Google wants to help you harness the power of the sun. A new service called Project Sunroof aims to provide a “treasure map” of solar energy with the help of Google Maps. Sunroof gives homeowners…
Sourced through Scoop.it from: www.theverge.com
If I was to build a new house today, I would probably put solar panels in by default, because the cost of doing it as part of the build would be more economical than retrofitting and the house electrical system could be set up to maximize the use of any power generated.
The reason I haven’t retrofitted solar panels is largely because the power companies are still so profit focused that they don’t see the benefit of consumers having their own infrastructure and are not obliged by law to allow consumers to feed back into the grid and those that do pay something, I’m told, pay so little in feed-in tariffs that connecting to the grid doesn’t offer any payback. I’ve been told this at home shows by sales people whose job it is to sell systems such as solar power for water and home heating. I appreciate their integrity but am very disappointed by the position of our Government and the power companies.
The irony of this for clean green New Zealand is that one day they will need consumers to provide power to the grid if we want to honor our commitments to being clean and green, especially as our population continues to grow.
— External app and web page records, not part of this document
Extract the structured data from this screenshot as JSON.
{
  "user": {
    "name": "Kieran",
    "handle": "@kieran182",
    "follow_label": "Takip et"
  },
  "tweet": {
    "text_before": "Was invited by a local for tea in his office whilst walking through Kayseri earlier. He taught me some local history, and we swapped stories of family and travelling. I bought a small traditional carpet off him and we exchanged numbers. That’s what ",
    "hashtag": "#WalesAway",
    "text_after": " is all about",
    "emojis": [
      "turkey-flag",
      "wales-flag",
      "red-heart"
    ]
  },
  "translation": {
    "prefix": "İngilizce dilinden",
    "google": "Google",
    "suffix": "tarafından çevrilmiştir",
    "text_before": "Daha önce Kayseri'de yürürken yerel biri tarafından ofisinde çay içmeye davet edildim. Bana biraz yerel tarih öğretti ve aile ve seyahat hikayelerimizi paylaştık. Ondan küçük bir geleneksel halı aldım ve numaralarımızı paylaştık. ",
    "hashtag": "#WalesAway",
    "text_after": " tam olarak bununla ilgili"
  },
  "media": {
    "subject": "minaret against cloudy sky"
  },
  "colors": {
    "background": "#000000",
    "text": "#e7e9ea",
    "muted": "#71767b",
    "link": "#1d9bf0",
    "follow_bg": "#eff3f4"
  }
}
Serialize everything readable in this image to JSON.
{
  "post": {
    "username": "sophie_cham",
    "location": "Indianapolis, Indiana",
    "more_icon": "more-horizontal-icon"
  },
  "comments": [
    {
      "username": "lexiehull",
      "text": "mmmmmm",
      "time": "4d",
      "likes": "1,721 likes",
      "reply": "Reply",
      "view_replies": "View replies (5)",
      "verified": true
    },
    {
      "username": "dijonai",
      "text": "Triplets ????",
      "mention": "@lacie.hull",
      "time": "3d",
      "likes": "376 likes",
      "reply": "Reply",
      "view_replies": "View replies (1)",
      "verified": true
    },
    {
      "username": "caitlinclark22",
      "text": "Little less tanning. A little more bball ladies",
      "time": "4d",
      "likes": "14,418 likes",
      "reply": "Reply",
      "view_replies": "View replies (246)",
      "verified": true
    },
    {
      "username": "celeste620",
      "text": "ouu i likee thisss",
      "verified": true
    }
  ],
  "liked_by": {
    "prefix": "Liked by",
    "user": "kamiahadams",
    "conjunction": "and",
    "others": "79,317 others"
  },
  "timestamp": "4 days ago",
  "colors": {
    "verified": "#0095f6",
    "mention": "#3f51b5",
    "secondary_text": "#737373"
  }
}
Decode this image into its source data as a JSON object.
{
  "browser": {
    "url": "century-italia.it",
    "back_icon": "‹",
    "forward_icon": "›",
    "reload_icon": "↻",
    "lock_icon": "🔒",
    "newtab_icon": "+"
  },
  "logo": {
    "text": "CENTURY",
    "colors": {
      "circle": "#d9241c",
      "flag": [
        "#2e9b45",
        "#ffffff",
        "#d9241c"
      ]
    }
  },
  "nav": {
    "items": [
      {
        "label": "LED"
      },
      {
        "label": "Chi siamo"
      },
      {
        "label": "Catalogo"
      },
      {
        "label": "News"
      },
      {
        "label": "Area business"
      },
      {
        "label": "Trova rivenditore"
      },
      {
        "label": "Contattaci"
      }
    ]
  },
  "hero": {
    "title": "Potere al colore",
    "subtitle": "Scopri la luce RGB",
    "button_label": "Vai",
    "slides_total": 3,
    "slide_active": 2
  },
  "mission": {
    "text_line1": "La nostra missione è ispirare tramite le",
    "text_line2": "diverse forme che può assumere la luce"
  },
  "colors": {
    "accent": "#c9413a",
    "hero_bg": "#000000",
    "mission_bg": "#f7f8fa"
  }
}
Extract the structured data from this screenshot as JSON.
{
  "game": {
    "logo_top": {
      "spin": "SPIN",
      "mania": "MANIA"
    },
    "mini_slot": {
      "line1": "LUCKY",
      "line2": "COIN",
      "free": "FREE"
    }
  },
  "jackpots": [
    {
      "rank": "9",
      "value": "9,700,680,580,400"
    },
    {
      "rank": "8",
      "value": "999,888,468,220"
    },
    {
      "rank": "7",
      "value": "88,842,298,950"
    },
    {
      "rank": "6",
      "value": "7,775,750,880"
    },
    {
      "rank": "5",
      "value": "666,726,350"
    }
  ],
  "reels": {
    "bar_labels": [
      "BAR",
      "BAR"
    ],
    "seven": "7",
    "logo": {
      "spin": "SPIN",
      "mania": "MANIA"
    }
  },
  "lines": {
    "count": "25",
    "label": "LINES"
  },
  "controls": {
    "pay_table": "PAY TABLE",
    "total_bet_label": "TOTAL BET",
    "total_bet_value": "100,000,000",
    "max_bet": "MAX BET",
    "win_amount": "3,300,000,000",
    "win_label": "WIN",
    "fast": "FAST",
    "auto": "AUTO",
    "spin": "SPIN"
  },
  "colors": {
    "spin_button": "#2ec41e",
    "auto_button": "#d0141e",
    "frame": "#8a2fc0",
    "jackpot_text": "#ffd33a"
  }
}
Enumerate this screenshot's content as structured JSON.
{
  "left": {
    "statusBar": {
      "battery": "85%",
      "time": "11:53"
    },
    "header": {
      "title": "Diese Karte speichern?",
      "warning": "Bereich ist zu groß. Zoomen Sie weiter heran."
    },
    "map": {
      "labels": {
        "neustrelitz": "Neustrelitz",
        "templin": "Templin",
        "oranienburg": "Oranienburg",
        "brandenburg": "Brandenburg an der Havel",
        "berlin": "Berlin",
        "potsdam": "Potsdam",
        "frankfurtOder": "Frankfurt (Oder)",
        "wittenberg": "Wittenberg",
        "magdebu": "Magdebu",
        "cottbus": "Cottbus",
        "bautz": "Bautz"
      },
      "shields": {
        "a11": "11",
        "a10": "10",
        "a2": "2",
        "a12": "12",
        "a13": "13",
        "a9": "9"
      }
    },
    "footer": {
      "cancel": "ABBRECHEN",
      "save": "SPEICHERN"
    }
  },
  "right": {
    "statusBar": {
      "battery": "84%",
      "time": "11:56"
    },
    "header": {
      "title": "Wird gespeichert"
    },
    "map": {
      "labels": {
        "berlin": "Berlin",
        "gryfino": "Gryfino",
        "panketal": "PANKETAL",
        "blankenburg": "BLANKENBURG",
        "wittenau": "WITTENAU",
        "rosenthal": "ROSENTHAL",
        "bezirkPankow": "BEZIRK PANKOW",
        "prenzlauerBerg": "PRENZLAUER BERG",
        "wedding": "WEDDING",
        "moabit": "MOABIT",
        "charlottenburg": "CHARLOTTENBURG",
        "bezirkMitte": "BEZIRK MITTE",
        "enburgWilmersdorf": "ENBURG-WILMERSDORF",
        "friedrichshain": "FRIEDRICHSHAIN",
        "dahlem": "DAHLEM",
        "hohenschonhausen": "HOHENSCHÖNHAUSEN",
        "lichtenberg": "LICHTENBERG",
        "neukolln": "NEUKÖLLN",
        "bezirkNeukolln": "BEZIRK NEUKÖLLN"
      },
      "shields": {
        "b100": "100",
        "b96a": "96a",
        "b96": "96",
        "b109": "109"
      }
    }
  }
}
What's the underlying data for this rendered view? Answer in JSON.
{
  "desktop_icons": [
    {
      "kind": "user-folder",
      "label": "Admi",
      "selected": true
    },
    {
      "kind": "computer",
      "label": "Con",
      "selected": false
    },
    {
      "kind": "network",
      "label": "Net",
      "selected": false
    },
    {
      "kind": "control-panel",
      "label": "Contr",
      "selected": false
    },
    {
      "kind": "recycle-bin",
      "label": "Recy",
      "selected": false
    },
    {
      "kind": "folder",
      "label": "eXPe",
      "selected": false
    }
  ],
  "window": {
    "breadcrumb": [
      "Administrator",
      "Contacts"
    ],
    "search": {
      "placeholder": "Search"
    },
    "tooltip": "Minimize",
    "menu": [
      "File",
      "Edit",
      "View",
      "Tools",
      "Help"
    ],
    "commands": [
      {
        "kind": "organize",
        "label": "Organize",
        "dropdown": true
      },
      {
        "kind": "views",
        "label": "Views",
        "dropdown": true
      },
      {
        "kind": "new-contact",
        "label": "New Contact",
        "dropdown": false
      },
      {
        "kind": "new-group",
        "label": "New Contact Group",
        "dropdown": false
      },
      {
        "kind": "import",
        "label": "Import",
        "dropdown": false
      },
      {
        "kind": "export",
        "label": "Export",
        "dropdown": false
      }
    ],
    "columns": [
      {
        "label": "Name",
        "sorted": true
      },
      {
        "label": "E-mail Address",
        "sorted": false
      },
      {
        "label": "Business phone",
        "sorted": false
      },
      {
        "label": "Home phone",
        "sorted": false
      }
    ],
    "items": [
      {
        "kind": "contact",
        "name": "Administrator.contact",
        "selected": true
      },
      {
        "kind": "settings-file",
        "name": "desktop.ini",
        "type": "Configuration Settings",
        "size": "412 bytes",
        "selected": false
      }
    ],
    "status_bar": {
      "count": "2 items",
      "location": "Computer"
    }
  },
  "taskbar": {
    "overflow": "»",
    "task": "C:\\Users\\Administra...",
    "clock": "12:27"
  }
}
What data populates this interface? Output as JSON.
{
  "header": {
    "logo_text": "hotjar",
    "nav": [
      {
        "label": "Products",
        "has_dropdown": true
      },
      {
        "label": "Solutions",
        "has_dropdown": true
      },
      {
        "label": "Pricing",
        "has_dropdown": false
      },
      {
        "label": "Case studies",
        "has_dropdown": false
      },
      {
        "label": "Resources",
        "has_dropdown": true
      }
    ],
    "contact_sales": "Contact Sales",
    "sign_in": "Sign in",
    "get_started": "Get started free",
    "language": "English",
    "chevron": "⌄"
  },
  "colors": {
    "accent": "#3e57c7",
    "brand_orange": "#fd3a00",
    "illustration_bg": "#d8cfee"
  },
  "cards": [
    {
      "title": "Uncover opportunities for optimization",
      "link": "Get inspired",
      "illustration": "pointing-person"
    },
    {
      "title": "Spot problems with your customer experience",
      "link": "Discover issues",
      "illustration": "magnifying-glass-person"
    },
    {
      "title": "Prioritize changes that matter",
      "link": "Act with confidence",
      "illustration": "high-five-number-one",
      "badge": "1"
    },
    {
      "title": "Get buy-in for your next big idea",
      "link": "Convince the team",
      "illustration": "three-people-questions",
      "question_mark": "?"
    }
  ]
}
If the El Nino weather forecast is right, we will be having a late but long dry summer, great for generating clean electricity.
I’m keen to check out this service and do the sums, but I think the payback down-under will be about the same as the design life of the products currently on the market. It’s a shame when we call ourselves clean and green, that in cases like this, other parts of the world are leaving us in their wake when it comes to this obvious solution.
I’ll report back when I have the sums.